* [Work instructions]: What is the count of lines below that include "this"? Reply with nothing else.

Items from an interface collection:

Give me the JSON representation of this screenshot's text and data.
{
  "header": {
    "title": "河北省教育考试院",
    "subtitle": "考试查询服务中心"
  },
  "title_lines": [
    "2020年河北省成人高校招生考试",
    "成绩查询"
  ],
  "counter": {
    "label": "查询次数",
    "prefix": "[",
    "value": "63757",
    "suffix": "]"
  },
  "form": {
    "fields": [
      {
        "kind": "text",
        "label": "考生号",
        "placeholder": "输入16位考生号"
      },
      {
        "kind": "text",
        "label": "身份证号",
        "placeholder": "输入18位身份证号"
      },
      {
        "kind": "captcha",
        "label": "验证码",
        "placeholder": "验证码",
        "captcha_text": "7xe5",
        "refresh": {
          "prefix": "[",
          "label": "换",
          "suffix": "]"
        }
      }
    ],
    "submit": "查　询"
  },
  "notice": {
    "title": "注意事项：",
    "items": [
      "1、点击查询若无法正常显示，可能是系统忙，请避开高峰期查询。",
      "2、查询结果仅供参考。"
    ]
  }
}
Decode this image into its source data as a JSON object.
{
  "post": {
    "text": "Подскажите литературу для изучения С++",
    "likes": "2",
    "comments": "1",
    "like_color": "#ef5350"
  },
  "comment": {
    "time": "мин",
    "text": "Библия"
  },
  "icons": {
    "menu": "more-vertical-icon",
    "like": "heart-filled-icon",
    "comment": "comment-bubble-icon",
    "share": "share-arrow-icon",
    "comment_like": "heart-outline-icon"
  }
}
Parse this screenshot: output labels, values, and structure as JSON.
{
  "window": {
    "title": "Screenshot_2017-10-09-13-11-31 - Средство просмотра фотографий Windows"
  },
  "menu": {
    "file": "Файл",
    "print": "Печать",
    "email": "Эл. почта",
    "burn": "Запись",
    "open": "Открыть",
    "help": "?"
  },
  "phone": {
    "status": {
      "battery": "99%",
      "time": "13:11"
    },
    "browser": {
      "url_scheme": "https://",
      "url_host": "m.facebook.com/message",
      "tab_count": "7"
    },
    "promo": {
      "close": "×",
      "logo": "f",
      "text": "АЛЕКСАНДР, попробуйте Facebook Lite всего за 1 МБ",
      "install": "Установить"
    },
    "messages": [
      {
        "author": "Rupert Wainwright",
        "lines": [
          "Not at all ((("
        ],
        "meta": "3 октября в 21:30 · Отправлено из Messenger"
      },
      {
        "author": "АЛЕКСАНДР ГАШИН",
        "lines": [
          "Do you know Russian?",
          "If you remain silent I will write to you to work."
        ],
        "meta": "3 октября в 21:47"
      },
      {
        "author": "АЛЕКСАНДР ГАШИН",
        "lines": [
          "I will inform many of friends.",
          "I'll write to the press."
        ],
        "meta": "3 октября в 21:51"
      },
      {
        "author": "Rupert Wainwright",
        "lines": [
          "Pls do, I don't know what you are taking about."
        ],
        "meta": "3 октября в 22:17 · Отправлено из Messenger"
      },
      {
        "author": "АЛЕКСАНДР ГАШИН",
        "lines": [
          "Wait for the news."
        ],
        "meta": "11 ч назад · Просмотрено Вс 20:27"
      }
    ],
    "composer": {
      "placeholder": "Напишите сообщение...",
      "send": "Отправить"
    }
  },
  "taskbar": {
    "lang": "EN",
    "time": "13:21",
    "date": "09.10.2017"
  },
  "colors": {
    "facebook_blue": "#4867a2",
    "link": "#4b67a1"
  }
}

* [Your solution]: 3